Problem statement:
Search the data for the word "gmail" and copy each line that has it.

Dataset rows describing interfaces:
-----

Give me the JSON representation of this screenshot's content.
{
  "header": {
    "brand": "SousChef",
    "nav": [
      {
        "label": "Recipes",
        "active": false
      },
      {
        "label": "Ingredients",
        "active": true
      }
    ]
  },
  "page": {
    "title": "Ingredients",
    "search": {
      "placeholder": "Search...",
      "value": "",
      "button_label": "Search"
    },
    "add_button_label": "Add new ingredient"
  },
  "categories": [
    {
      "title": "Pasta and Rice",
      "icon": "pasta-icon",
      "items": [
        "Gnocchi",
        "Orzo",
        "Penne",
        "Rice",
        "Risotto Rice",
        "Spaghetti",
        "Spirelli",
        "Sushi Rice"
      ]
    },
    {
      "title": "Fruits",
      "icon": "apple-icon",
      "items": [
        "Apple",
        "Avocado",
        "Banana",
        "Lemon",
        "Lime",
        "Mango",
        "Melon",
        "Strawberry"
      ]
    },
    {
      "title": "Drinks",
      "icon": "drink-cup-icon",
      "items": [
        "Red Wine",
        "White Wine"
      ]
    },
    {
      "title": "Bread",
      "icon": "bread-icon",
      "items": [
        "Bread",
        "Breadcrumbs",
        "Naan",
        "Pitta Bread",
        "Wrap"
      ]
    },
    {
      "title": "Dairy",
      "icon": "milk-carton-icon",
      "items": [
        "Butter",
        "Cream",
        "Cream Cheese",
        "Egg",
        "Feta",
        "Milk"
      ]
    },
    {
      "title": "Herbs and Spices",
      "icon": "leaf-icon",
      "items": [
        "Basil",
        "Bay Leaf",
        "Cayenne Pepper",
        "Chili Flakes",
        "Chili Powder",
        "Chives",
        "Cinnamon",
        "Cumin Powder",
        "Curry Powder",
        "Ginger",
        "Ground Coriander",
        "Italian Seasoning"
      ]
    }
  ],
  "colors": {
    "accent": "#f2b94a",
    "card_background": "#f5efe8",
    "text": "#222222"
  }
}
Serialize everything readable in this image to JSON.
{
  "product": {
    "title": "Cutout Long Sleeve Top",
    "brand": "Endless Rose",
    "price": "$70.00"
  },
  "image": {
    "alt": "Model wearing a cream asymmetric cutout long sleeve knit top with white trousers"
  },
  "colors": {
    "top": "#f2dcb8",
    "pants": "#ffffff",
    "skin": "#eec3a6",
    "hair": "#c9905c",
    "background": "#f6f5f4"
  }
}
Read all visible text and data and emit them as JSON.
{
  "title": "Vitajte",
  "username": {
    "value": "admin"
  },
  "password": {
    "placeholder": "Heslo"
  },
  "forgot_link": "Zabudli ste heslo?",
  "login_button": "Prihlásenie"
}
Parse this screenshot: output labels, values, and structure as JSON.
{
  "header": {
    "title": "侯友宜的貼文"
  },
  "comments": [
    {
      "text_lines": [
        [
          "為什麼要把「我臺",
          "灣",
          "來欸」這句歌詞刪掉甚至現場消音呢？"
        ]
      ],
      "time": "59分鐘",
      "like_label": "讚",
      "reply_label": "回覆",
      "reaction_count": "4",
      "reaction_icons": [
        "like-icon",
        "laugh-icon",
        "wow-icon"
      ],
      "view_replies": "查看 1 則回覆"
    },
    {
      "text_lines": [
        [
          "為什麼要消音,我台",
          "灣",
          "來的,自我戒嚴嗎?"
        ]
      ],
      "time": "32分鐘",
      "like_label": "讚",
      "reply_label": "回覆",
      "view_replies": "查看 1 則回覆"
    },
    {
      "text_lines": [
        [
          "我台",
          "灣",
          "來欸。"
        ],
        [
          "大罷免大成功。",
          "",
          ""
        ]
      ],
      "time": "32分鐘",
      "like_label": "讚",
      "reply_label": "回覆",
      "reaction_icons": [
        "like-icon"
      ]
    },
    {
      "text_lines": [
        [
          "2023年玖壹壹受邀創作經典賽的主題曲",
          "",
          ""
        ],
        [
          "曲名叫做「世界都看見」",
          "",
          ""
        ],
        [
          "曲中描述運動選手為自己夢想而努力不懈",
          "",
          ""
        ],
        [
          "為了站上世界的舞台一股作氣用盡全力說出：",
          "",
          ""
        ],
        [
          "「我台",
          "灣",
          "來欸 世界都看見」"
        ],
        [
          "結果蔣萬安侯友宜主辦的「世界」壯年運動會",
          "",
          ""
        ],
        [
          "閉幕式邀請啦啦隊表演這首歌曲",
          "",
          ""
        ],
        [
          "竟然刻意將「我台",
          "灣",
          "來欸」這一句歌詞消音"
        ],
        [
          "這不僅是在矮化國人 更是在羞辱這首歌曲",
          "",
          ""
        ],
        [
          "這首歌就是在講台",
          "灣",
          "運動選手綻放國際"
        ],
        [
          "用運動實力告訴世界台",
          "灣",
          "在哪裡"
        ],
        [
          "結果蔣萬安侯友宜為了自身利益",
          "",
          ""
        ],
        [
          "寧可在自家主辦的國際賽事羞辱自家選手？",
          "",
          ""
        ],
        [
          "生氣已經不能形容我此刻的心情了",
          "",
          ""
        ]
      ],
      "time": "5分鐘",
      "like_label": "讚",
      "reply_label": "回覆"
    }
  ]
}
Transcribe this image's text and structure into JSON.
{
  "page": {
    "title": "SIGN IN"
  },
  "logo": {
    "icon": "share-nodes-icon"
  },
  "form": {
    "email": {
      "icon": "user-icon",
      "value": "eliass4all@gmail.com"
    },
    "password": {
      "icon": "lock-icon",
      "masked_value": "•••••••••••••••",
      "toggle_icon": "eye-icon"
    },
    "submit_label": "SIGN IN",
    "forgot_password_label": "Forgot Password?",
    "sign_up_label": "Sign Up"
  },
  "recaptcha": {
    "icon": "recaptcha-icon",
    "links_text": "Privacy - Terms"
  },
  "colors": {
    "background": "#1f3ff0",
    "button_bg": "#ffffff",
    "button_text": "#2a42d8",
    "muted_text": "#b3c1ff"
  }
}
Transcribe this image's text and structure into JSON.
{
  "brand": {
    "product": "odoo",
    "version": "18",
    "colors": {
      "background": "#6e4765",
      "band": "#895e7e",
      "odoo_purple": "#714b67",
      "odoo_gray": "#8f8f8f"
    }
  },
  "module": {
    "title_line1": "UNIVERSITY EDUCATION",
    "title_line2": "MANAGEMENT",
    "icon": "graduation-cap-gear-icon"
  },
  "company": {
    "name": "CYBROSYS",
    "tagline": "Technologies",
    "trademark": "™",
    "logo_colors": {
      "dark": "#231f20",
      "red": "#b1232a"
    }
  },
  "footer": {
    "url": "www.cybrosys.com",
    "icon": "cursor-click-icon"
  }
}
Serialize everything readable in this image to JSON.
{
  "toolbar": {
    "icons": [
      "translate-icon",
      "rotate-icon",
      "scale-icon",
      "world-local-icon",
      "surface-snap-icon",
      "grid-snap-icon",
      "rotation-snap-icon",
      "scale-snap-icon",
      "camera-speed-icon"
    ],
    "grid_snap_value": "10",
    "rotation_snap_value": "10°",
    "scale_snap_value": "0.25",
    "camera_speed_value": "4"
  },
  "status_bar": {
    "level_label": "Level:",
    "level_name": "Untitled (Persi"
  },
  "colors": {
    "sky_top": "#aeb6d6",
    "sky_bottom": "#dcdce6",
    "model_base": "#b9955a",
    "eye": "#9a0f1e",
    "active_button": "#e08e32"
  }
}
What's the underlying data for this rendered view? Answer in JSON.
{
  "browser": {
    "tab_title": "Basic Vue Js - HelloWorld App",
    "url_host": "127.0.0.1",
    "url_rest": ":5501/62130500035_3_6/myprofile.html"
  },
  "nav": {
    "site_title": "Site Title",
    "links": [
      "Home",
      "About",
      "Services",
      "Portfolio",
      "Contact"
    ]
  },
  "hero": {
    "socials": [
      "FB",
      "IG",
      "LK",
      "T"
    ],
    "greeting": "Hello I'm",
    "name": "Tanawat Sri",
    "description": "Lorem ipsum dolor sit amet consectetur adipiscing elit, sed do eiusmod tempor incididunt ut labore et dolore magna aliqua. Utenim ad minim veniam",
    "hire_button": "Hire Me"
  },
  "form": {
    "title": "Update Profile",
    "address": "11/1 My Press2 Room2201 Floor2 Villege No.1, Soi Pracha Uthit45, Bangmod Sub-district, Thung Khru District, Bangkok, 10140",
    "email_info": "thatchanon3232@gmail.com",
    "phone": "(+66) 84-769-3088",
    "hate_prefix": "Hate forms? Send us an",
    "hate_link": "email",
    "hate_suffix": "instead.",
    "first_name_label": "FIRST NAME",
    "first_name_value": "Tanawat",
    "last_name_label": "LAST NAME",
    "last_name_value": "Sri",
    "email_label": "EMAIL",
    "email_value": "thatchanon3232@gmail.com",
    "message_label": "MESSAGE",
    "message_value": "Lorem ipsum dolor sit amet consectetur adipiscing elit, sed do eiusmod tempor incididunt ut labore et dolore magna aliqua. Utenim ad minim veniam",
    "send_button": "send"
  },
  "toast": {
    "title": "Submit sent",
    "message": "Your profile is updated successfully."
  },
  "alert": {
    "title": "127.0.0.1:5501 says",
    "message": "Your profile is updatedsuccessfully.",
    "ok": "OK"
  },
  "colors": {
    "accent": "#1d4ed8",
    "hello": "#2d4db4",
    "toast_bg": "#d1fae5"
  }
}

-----

Response:
      "value": "eliass4all@gmail.com"
    "email_info": "thatchanon3232@gmail.com",
    "email_value": "thatchanon3232@gmail.com",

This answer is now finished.